Fortunately, most of the readers here already practice the concept of lightweight backpacking. Nevertheless, they undergo their own transformation during a thru-hike, and they should anticipate and prepare for it accordingly. What often happens is that they go from being lightweight backpackers to ultralight backpackers. Help avoid the transition in the middle of the thru-hike and make sure you have truly pared down your gear list.
Physical and Mental Preparation
Typical backpackers can be out of shape and don’t need much mental fortitude. If it’s pouring rain, a backpacker can just postpone the trip or stay in camp for the day. A thru-hiker has no such luxury and must press on. This ability to wake up early and break down a campsite during a rainstorm is uncommon in backpackers, but common with thru-hikers.
The related difference is the physical conditioning. Many thru-hikers start out of shape. That’s OK, but to increase your odds of successfully finishing a thru-hike, get in shape. Doing so will result in a crucial side-benefit: you’ll develop your mental toughness.
For instance, before doing my first thru-hike (the Appalachian Trail), I would take a vacation day on a three-day holiday to make a four-day weekend. Do the same and try to hike at least 15 miles each day. Get up the next day and do it again. And again.
If you can do that, then pick a weekend that has a weather forecast of challenging weather. Doing back-to-back 20 miles days under nonstop rain is different than doing it in ideal weather.
After a couple of long weekends of doing that, you’ll have a good idea if you have the physical and mental fortitude required of finishing a thru-hike. More importantly, pay attention if you are truly enjoying the experience. Surviving isn’t enough – the goal is to survive with a smile.
Another example of the difference between backpacking and thru-hiking is food selection. Backpackers often buy expensive packaged freeze-dried meals. Or, they tend to favor gourmet meals and attempt to reproduce Wolfgang Puck’s cooking in the woods.
Thru-hikers have a far different diet. First, all but the wealthiest thru-hikers avoid expensive freeze-dried meals because they will break their budget over six months. Second, a thru-hiker’s cooking habits are more about efficiency than about being a five-star chef. That means simple meals that can be made in one pot. Boiling water is about as complicated as it gets. Third, thru-hikers have paradoxical dietary requirements. On the one hand, they need healthy, nutritious food to power their body for months and help with recuperating after each hard-working day. Without such healthy nutrition, many bodies (especially older ones) will have trouble somewhere along the way. On the other hand, thru-hikers have a peculiar (and seemingly insatiable) need for junk food. Chocolate bars are a thru-hiker’s currency.

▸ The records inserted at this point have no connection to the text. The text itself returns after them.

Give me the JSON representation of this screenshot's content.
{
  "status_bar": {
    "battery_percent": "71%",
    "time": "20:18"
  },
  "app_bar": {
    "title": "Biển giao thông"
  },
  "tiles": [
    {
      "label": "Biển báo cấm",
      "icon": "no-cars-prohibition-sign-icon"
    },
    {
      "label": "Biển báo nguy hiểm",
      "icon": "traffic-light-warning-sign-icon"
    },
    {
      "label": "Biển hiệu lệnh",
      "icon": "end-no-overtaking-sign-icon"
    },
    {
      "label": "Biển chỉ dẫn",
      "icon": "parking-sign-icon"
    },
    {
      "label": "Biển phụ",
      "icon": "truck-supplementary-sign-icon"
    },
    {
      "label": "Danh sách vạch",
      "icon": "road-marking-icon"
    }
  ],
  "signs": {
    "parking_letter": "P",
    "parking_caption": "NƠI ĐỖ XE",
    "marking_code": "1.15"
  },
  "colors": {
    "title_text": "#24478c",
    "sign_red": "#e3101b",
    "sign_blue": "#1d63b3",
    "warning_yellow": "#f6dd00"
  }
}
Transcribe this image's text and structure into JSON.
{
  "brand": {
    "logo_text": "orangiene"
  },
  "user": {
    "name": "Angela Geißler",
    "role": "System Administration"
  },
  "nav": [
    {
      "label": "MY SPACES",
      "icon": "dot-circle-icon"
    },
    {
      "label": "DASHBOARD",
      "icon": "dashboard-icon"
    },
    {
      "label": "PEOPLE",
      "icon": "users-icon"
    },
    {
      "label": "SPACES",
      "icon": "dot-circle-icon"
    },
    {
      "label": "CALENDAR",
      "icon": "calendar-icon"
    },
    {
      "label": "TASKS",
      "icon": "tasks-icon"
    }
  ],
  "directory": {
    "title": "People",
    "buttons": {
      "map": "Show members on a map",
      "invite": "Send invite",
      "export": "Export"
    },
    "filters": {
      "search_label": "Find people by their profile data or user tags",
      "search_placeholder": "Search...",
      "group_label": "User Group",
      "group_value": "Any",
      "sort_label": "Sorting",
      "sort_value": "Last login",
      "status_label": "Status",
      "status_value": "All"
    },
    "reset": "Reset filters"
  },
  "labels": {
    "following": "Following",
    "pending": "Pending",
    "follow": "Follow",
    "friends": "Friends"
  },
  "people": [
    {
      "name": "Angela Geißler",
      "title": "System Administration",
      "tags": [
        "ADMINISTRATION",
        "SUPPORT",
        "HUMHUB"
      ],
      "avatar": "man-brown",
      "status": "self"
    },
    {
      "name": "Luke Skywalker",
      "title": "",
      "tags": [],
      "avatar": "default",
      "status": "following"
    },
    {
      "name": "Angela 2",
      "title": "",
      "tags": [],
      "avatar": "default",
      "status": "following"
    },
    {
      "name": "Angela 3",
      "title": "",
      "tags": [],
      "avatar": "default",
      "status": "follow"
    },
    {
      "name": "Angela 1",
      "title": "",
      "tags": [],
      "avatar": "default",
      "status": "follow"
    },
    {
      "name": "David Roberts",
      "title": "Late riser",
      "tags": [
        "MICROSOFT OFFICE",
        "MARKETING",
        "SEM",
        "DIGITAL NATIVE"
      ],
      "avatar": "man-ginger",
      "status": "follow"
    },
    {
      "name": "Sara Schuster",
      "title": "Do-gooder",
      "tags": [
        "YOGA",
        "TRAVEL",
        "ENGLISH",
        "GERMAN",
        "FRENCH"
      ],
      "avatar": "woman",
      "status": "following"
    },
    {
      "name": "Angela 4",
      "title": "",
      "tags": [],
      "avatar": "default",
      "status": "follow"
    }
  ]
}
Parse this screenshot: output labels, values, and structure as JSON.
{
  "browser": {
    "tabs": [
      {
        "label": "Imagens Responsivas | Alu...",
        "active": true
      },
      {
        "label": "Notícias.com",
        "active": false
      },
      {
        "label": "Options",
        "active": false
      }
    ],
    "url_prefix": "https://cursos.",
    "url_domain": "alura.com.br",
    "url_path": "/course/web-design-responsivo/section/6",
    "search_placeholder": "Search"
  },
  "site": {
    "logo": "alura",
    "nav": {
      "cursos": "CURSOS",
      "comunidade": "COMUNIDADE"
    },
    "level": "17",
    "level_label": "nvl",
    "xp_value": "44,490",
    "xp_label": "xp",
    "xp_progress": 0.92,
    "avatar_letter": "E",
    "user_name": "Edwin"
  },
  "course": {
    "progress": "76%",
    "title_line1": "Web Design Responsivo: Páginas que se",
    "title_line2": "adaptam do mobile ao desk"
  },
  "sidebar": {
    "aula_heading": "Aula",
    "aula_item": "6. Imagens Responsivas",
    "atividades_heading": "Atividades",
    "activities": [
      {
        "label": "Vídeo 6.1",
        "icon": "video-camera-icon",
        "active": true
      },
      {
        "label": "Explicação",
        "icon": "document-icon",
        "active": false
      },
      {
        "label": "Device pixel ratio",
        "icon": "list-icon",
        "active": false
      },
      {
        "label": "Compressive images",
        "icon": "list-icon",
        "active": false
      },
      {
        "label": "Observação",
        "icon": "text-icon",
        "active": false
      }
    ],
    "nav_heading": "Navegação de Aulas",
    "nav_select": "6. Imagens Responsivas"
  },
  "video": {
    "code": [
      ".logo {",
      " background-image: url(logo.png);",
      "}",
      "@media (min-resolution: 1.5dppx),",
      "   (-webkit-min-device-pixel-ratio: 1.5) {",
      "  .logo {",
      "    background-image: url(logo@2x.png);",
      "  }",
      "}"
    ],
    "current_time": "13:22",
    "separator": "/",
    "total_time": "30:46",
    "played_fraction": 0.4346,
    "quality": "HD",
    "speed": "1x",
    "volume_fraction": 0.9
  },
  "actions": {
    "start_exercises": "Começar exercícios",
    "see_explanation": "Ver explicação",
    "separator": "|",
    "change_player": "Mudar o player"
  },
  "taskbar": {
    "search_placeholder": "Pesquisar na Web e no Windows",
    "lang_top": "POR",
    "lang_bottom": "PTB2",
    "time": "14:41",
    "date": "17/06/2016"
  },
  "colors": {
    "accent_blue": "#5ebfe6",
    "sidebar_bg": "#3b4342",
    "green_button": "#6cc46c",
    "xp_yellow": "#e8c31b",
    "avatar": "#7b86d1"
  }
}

Therefore, beginning thru-hikers often need to simplify their cooking gear and food preparation habits. They can’t afford to ignore their long-term nutritious dietary needs. And yet, they need to consider the psychological benefits of tossing in a bone (or in this case, a sweet treat) into their supplies to keep morale and motivation up.
Every thru-hiker loves backpacking, but most backpackers wouldn’t like thru-hiking. Thru-hiking is not simply “lots of backpacking.” It’s a different sport altogether. Traditional backpacking has a pattern of hike-rest-hike-rest. Thru-hiking’s pattern is hike-hike-hike-rest-hike-hike-hike.
For many, the monotony and rigor of thru-hiking can turn backpacking into a job and not just a simple walk in the woods. That explains why a whopping 50 percent quit within the first six weeks of a thru-hike that normally takes six months. Get prepared with your gear trimming, trail lore reading, physical and mental exercise, and food selection and bump yourself up into the 50 percent of FINISHERS!
Photos courtesy Ryan Linn